Modular decks for RoRo vessels (non-metallic)

Custom-made hull

Custom made hull for offshore vessel

Fully outfitted and modularised cabin

Multi material lightweight cabin for passenger ships

Panel system (bio-based and other)

Lightweight components for high loads and fire class

Composite block on steel deck

Composite superstructure module on steel deck for multi purpose vessels

Versatile walls

Integration of system for internal walls and superstructure
of cruise ships into shipyard processes

Lightweight rudder flap

Lightweight rudder flap

3D-printed propeller blade

Propeller blades by additive manufacturing

Panel system (truss structure)

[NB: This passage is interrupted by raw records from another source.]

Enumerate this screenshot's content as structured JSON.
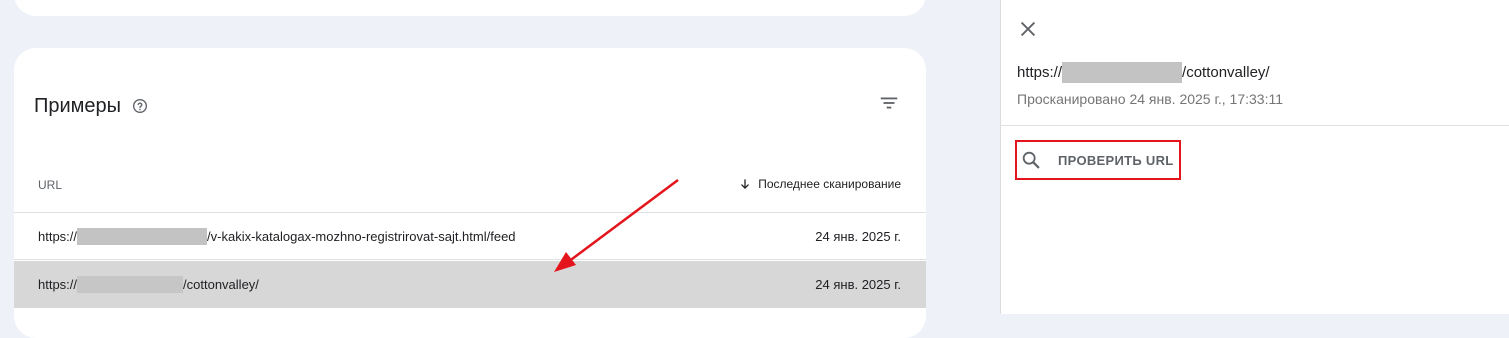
{
  "examples": {
    "title": "Примеры",
    "columns": {
      "url": "URL",
      "last_crawl": "Последнее сканирование"
    },
    "rows": [
      {
        "url_prefix": "https://",
        "url_suffix": "/v-kakix-katalogax-mozhno-registrirovat-sajt.html/feed",
        "date": "24 янв. 2025 г."
      },
      {
        "url_prefix": "https://",
        "url_suffix": "/cottonvalley/",
        "date": "24 янв. 2025 г.",
        "selected": true
      }
    ]
  },
  "side_panel": {
    "url_prefix": "https://",
    "url_suffix": "/cottonvalley/",
    "crawled_text": "Просканировано 24 янв. 2025 г., 17:33:11",
    "inspect_button": "ПРОВЕРИТЬ URL"
  },
  "colors": {
    "selected_row": "#d7d7d7",
    "highlight_box": "#e3141b",
    "annotation_arrow": "#e3141b",
    "redaction": "#c3c3c3"
  },
  "icons": [
    "help-icon",
    "filter-icon",
    "arrow-down-icon",
    "close-icon",
    "search-icon"
  ]
}
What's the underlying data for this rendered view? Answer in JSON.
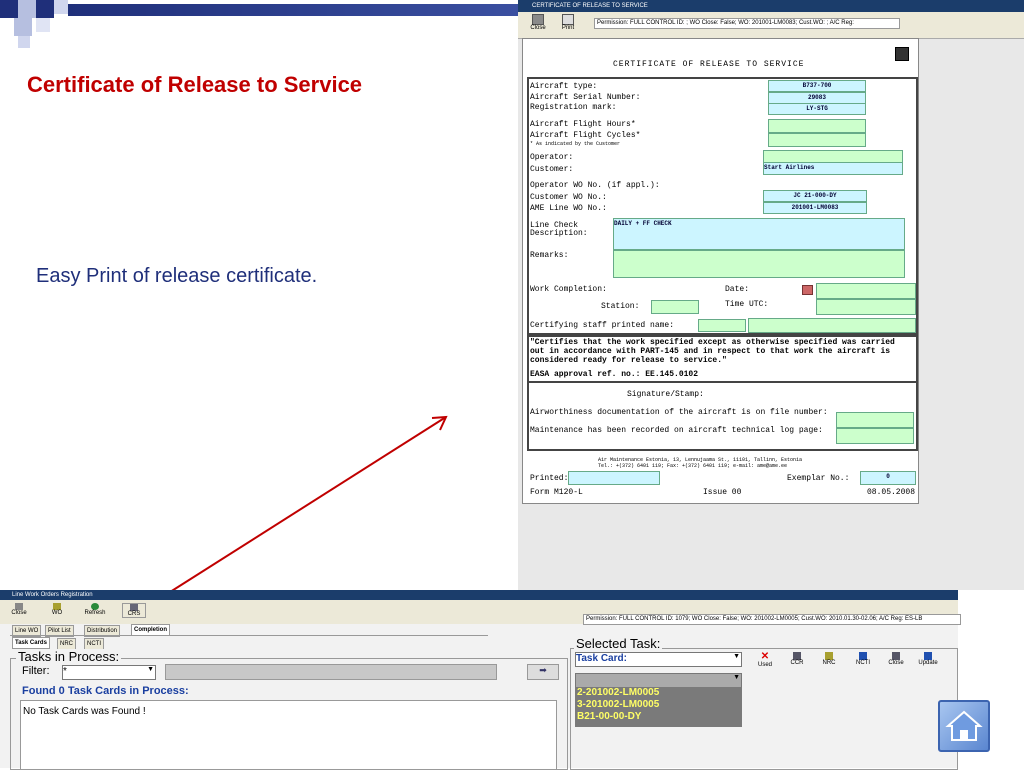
{
  "slide": {
    "title": "Certificate of Release to Service",
    "bullet": "Easy Print of release certificate."
  },
  "cert_window": {
    "title": "CERTIFICATE OF RELEASE TO SERVICE",
    "toolbar": {
      "close": "Close",
      "print": "Print"
    },
    "permission": "Permission: FULL CONTROL  ID: ; WO Close: False; WO: 201001-LM0083; Cust.WO: ; A/C Reg:",
    "form": {
      "heading": "CERTIFICATE OF RELEASE TO SERVICE",
      "aircraft_type_label": "Aircraft type:",
      "aircraft_type": "B737-700",
      "serial_label": "Aircraft Serial Number:",
      "serial": "29083",
      "reg_label": "Registration mark:",
      "reg": "LY-STG",
      "hours_label": "Aircraft Flight Hours*",
      "cycles_label": "Aircraft Flight Cycles*",
      "footnote": "* As indicated by the Customer",
      "operator_label": "Operator:",
      "customer_label": "Customer:",
      "customer": "Start Airlines",
      "opwo_label": "Operator WO No. (if appl.):",
      "opwo": "JC 21-000-DY",
      "custwo_label": "Customer WO No.:",
      "amewo_label": "AME Line WO No.:",
      "amewo": "201001-LM0083",
      "linecheck_label": "Line Check",
      "desc_label": "Description:",
      "desc": "DAILY + FF CHECK",
      "remarks_label": "Remarks:",
      "completion_label": "Work Completion:",
      "date_label": "Date:",
      "station_label": "Station:",
      "time_label": "Time UTC:",
      "staff_label": "Certifying staff printed name:",
      "certifies": "\"Certifies that the work specified except as otherwise specified was carried out in accordance with PART-145 and in respect to that work the aircraft is considered ready for release to service.\"",
      "easa": "EASA approval ref. no.: EE.145.0102",
      "signature": "Signature/Stamp:",
      "airworthiness": "Airworthiness documentation of the aircraft is on file number:",
      "maintenance": "Maintenance has been recorded on aircraft technical log page:",
      "address1": "Air Maintenance Estonia, 13, Lennujaama St., 11101, Tallinn, Estonia",
      "address2": "Tel.: +(372) 6401 119; Fax: +(372) 6401 119; e-mail: ame@ame.ee",
      "printed_label": "Printed:",
      "exemplar_label": "Exemplar No.:",
      "exemplar": "0",
      "form_no": "Form M120-L",
      "issue": "Issue 00",
      "date": "08.05.2008"
    }
  },
  "lw_window": {
    "title": "Line Work Orders Registration",
    "toolbar": {
      "close": "Close",
      "wo": "WO",
      "refresh": "Refresh",
      "crs": "CRS"
    },
    "tabs_top": [
      "Line WO",
      "Pilot List",
      "Distribution",
      "Completion"
    ],
    "tabs_sub": [
      "Task Cards",
      "NRC",
      "NCTI"
    ],
    "permission": "Permission: FULL CONTROL  ID: 1079; WO Close: False; WO: 201002-LM0005; Cust.WO: 2010.01.30-02.06; A/C Reg: ES-LB",
    "tasks_in_process": "Tasks in Process:",
    "filter_label": "Filter:",
    "filter_value": "*",
    "found": "Found 0 Task Cards in Process:",
    "no_found": "No Task Cards was Found !",
    "selected_task": "Selected Task:",
    "task_card_label": "Task Card:",
    "actions": [
      "Used",
      "CCR",
      "NRC",
      "NCTI",
      "Close",
      "Update"
    ],
    "list": [
      "2-201002-LM0005",
      "3-201002-LM0005",
      "B21-00-00-DY"
    ]
  },
  "colors": {
    "title_red": "#c00000",
    "bullet_blue": "#1f2f7a",
    "window_bar": "#1b3d6b",
    "green_field": "#ccffcc",
    "blue_field": "#ccf5ff"
  }
}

Modular light system for less critical internal walls and superstructure

Aluminium composite panels

Lightweight aluminium and composite walls for work boats

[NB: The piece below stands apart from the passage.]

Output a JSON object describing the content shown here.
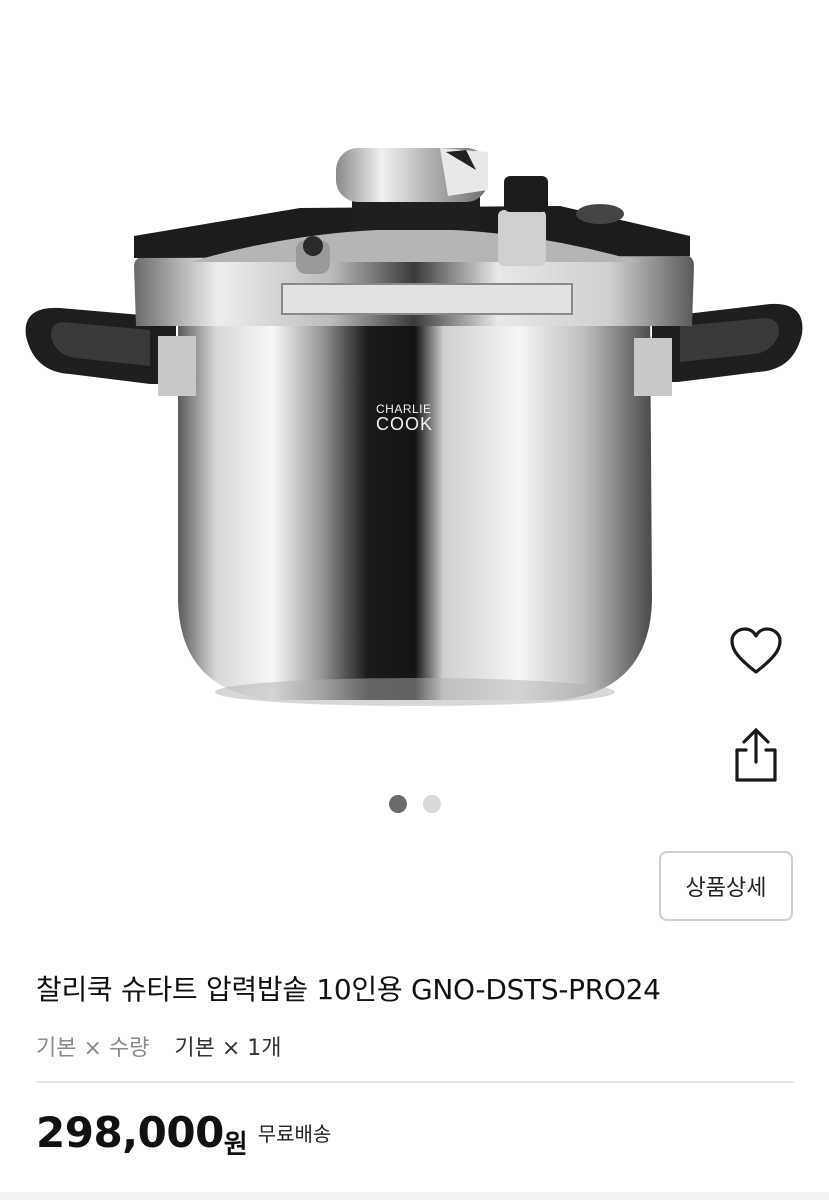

High tensile steel decks

Lightweight decks using high tensile steel in cruise ships

Design details (high tensile steel)

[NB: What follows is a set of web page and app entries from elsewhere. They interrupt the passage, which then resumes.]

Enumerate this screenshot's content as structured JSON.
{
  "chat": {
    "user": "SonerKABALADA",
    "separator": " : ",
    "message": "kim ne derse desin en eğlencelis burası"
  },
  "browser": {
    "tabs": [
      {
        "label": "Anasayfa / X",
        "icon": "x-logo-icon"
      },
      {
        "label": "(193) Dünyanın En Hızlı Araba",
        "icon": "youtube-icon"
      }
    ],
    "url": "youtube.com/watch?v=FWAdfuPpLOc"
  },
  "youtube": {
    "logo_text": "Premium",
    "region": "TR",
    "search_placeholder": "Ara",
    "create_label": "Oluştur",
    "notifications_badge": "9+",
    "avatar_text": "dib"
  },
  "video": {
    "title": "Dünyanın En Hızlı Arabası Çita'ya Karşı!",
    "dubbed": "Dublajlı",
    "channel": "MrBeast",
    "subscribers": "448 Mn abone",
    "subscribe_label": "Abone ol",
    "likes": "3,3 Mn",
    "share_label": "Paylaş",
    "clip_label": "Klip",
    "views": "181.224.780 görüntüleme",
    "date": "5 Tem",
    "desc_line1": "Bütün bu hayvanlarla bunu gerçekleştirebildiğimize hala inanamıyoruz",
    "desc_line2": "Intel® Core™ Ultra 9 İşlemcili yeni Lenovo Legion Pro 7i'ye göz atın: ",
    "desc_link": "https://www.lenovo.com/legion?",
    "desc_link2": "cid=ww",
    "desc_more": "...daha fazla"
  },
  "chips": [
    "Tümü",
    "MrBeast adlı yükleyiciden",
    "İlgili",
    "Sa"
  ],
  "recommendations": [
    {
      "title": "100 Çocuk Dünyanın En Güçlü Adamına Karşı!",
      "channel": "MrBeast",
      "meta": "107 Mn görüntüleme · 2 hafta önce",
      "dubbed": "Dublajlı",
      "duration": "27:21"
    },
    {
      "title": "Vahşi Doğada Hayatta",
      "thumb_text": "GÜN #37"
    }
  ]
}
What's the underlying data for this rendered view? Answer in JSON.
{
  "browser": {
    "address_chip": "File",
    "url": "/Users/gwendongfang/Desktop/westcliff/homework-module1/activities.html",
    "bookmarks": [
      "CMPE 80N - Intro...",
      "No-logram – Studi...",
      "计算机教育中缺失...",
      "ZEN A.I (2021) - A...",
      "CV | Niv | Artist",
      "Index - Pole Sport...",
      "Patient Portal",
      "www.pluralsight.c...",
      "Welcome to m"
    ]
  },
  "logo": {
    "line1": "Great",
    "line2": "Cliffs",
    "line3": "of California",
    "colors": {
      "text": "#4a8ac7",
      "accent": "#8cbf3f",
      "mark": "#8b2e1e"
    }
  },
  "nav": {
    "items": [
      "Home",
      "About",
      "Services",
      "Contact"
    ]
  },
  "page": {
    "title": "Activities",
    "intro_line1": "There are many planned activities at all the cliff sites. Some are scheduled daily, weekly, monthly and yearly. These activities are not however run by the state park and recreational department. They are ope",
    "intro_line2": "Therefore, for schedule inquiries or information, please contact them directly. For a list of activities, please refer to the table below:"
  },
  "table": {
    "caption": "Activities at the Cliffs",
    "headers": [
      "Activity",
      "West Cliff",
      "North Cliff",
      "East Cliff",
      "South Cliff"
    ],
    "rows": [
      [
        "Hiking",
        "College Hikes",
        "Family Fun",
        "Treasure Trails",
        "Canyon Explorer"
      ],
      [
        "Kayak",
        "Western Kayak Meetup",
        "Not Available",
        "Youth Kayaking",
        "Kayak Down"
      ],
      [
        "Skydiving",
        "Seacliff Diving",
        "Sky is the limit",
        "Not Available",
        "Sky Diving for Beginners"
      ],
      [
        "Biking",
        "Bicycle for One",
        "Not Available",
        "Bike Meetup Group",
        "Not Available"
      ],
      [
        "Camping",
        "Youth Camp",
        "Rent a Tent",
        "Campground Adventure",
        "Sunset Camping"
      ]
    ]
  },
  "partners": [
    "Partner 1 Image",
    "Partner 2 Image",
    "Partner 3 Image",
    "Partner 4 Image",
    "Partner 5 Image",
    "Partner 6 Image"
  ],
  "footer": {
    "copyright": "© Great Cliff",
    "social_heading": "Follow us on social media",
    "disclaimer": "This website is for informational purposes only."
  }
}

Highly loaded structural details from high tensile steel
in passenger and research vessels

Patch repair - composite overlays

Composite overlay to repair and improve metallic and
non-metallic structures

RoRo deck

custom-made hull

cabin system

aluminium panels


versatile walls

rudder flap

propeller blade

truss structures

bio-based panels

steel decks

steel details

patch repair

Composite overlay to repair and improve metallic and non-metallic structures

State of the Art

In over 30 years of global operation under harsh environments, maritime products, especially tailor-made structures with decreased safety margins and new materials, need specific, easy to handle and low-cost repair technologies to be acceptable for owners and authorities. Composite patch over-lamination was successfully tested in several projects and has been applied e.g. for repair of aluminium aircraft structures as well as thick steel sections in offshore and pipelines. Composite patches work as crack arrestors for existing damages. Effects of composite over-lamination to improve fatigue life of welded joints have been studied sporadically. No systematic design and processing guidelines is available.


For wider maritime applications, both for repair and joint fatigue improvement dimensioning, design, material selection and processing procedures will be established on a systematic basis and verified by tests and parameter studies (statistical models) on fatigue, aging and corrosion, first at lab scale. This will serve as a basis for quality assurance guidelines and approval by class societies. Tests will allow for directly comparing the effect of over-laminated specimens against untreated ones, as well as with the composite demos. Finally, real-life application tests and long-term monitoring of the effects will be carried out at a shipyard as well as on-board a real ship.


A comparatively easy-to-apply, robust and cheap method to extend the lifetime of many applications, within and beyond the maritime sector. Methods to strengthen and improve critical joints are already in use in other transport modes, but are new for the maritime sector, partially owing to the need for worldwide application, extreme environmental conditions and lacking long-term experience. In future, it may become a valuable method to assist various lightweight applications in different materials.